[Dataset rows describing interfaces]
^^^^^^^^^^^^^^^^

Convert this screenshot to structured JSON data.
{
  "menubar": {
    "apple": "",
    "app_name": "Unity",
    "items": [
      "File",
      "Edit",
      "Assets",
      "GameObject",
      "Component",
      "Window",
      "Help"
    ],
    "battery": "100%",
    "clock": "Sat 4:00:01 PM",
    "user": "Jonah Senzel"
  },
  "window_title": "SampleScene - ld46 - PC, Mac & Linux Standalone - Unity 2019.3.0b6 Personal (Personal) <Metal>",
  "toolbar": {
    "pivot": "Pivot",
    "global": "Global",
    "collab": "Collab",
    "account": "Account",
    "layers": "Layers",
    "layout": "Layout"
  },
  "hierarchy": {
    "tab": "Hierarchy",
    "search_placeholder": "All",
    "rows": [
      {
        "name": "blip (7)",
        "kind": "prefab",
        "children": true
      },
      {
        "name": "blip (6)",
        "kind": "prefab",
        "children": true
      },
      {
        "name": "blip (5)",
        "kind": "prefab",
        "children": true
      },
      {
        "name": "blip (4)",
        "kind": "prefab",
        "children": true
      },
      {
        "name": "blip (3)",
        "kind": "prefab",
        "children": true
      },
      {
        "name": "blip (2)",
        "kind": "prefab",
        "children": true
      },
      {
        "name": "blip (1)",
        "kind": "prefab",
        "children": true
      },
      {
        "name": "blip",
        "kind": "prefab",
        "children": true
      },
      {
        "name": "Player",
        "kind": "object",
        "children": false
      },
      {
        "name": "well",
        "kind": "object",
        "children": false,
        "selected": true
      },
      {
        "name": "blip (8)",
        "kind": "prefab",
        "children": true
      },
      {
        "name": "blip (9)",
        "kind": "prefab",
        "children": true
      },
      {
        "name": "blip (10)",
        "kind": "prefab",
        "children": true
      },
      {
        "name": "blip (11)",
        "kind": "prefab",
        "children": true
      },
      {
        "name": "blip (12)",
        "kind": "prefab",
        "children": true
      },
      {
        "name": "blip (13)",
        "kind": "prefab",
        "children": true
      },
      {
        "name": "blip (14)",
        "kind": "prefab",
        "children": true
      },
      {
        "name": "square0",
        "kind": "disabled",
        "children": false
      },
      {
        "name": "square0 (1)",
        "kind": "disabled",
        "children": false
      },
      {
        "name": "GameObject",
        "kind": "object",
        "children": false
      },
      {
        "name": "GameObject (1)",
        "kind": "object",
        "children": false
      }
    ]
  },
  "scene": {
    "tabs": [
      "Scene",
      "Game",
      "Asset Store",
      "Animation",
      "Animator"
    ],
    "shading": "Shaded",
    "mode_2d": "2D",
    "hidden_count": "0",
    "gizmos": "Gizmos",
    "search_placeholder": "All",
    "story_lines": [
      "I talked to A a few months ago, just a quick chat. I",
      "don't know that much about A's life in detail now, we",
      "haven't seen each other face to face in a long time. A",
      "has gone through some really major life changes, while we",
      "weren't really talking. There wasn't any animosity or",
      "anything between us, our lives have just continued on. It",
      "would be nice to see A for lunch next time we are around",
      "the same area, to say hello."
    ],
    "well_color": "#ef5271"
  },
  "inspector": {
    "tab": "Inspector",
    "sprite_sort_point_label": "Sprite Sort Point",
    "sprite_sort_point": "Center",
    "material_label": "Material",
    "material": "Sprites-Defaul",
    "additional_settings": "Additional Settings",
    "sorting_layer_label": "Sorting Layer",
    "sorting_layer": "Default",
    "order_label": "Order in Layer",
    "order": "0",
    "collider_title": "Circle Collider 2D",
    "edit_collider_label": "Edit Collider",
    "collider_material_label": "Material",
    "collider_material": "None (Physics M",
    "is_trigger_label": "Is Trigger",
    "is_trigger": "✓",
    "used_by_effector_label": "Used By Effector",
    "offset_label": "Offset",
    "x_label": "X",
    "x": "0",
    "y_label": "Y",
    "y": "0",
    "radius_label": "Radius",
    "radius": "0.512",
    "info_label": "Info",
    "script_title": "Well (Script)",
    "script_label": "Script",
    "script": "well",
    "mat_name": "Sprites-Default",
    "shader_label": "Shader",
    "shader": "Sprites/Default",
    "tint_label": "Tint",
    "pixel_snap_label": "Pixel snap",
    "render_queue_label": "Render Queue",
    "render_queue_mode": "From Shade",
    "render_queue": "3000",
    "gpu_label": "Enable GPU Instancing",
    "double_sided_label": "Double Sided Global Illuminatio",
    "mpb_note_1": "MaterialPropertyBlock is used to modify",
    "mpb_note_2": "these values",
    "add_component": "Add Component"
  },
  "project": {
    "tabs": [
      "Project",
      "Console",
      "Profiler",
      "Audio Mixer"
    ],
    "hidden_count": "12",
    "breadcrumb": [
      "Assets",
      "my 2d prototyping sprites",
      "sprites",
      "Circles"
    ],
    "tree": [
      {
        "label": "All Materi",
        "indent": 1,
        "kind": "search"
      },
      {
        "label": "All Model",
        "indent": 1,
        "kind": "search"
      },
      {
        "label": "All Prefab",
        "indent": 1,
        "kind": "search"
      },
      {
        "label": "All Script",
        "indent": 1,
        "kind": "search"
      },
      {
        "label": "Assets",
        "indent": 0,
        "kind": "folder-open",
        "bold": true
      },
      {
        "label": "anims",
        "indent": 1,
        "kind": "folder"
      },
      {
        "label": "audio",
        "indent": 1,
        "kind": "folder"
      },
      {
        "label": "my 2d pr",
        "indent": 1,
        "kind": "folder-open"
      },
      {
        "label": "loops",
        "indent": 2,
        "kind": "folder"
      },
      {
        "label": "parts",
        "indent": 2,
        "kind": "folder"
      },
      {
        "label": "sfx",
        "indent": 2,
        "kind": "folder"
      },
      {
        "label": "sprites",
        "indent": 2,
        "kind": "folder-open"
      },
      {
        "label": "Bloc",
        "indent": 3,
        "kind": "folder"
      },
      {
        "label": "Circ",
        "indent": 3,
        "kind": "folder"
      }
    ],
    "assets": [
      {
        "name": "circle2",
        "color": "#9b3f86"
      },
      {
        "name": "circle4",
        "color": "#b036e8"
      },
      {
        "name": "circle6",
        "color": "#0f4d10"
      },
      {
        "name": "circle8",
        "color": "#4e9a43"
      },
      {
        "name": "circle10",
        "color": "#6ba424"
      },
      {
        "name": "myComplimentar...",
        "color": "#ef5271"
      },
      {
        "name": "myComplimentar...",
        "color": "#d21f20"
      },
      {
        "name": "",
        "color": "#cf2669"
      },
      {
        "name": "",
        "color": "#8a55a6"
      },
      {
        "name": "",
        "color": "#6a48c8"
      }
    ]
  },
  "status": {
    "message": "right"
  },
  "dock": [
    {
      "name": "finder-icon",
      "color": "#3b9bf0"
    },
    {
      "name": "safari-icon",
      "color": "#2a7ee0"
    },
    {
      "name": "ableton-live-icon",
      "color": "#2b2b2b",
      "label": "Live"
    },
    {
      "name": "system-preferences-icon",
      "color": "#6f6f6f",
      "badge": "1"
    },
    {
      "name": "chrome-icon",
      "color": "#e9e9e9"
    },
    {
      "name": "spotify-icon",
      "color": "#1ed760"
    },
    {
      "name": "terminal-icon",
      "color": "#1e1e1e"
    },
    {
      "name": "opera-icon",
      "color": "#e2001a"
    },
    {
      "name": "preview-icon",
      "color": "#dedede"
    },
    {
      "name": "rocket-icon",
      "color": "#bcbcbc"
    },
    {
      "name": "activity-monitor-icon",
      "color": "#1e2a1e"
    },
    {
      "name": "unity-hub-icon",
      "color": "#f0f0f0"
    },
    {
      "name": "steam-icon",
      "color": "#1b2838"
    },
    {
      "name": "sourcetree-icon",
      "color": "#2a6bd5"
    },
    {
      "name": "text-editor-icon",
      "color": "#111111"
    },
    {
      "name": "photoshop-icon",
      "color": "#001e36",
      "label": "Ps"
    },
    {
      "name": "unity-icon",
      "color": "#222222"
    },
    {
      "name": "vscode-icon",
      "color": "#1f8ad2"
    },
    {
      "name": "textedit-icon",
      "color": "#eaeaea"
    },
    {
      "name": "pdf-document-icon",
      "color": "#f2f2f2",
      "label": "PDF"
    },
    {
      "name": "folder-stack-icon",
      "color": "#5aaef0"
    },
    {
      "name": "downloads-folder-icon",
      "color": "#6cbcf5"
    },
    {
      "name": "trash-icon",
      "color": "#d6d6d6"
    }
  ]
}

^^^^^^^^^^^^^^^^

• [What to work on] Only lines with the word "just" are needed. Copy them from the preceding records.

• [Response]
      "I talked to A a few months ago, just a quick chat. I",
      "anything between us, our lives have just continued on. It",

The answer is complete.